Reproduce each line of the following material exactly, omitting the images.
(Data for the task Opens)
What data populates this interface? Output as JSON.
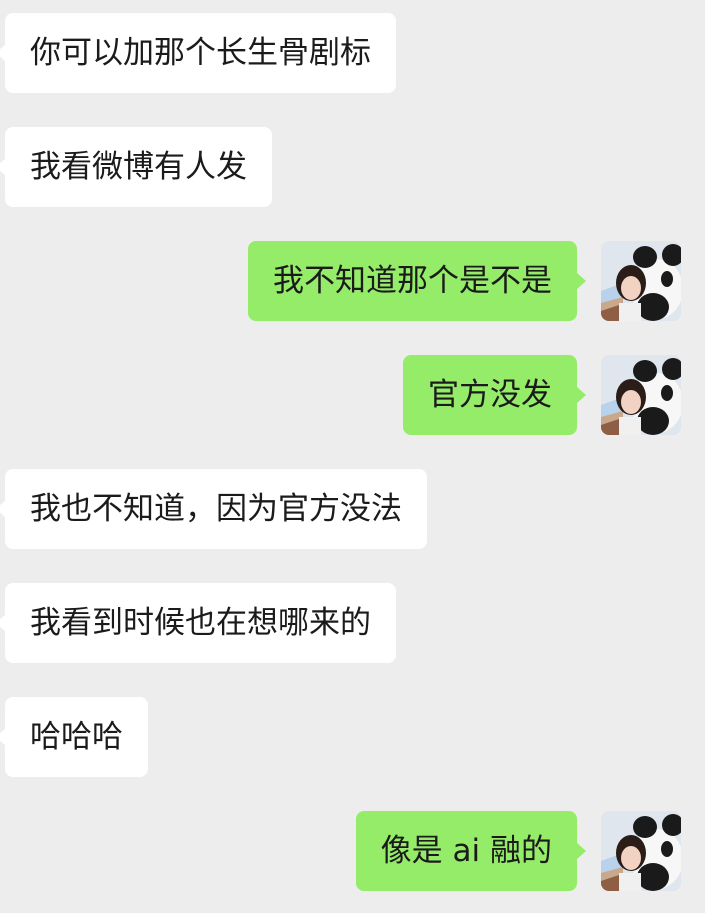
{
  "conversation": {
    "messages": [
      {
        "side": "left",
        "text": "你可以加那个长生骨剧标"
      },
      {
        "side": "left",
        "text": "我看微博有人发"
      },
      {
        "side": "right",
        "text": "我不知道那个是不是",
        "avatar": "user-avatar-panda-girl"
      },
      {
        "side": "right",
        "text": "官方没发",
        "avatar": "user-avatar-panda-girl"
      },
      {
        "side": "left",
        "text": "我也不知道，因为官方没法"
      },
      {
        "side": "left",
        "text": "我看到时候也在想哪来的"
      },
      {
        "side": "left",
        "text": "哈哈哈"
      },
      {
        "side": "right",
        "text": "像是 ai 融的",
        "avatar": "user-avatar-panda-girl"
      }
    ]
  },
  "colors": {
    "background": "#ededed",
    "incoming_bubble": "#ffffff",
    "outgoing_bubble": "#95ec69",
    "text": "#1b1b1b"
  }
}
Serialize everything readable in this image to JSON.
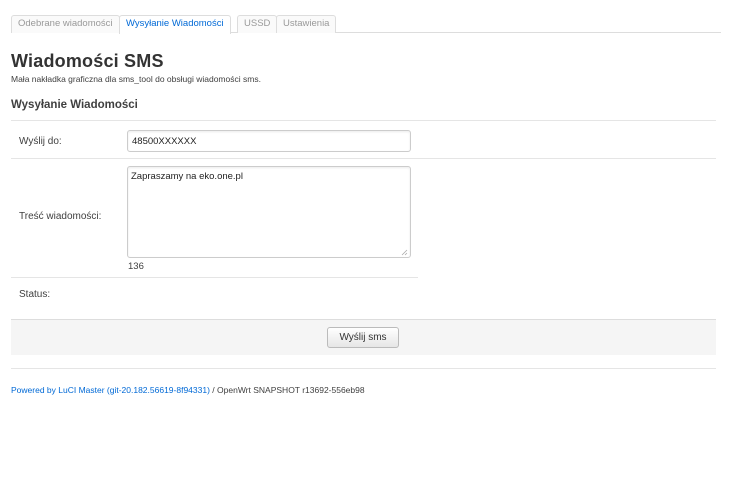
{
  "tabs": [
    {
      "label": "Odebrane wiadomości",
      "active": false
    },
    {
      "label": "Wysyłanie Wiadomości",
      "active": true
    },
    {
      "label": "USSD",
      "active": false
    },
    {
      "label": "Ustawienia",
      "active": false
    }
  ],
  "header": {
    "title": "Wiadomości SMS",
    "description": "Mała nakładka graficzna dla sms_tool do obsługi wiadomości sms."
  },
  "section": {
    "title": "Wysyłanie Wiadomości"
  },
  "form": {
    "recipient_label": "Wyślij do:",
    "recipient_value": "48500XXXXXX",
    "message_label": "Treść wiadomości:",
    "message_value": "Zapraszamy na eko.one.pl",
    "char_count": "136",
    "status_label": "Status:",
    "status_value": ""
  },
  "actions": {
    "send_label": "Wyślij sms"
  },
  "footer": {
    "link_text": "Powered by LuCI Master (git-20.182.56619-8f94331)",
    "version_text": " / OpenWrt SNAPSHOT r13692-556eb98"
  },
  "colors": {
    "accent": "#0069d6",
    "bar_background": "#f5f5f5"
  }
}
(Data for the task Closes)
Solution to this task =>
What data populates this interface? Output as JSON.
{
  "conversation": {
    "messages": [
      {
        "side": "left",
        "text": "你可以加那个长生骨剧标"
      },
      {
        "side": "left",
        "text": "我看微博有人发"
      },
      {
        "side": "right",
        "text": "我不知道那个是不是",
        "avatar": "user-avatar-panda-girl"
      },
      {
        "side": "right",
        "text": "官方没发",
        "avatar": "user-avatar-panda-girl"
      },
      {
        "side": "left",
        "text": "我也不知道，因为官方没法"
      },
      {
        "side": "left",
        "text": "我看到时候也在想哪来的"
      },
      {
        "side": "left",
        "text": "哈哈哈"
      },
      {
        "side": "right",
        "text": "像是 ai 融的",
        "avatar": "user-avatar-panda-girl"
      }
    ]
  },
  "colors": {
    "background": "#ededed",
    "incoming_bubble": "#ffffff",
    "outgoing_bubble": "#95ec69",
    "text": "#1b1b1b"
  }
}
Serialize everything readable in this image to JSON.
{
  "tabs": [
    {
      "label": "Odebrane wiadomości",
      "active": false
    },
    {
      "label": "Wysyłanie Wiadomości",
      "active": true
    },
    {
      "label": "USSD",
      "active": false
    },
    {
      "label": "Ustawienia",
      "active": false
    }
  ],
  "header": {
    "title": "Wiadomości SMS",
    "description": "Mała nakładka graficzna dla sms_tool do obsługi wiadomości sms."
  },
  "section": {
    "title": "Wysyłanie Wiadomości"
  },
  "form": {
    "recipient_label": "Wyślij do:",
    "recipient_value": "48500XXXXXX",
    "message_label": "Treść wiadomości:",
    "message_value": "Zapraszamy na eko.one.pl",
    "char_count": "136",
    "status_label": "Status:",
    "status_value": ""
  },
  "actions": {
    "send_label": "Wyślij sms"
  },
  "footer": {
    "link_text": "Powered by LuCI Master (git-20.182.56619-8f94331)",
    "version_text": " / OpenWrt SNAPSHOT r13692-556eb98"
  },
  "colors": {
    "accent": "#0069d6",
    "bar_background": "#f5f5f5"
  }
}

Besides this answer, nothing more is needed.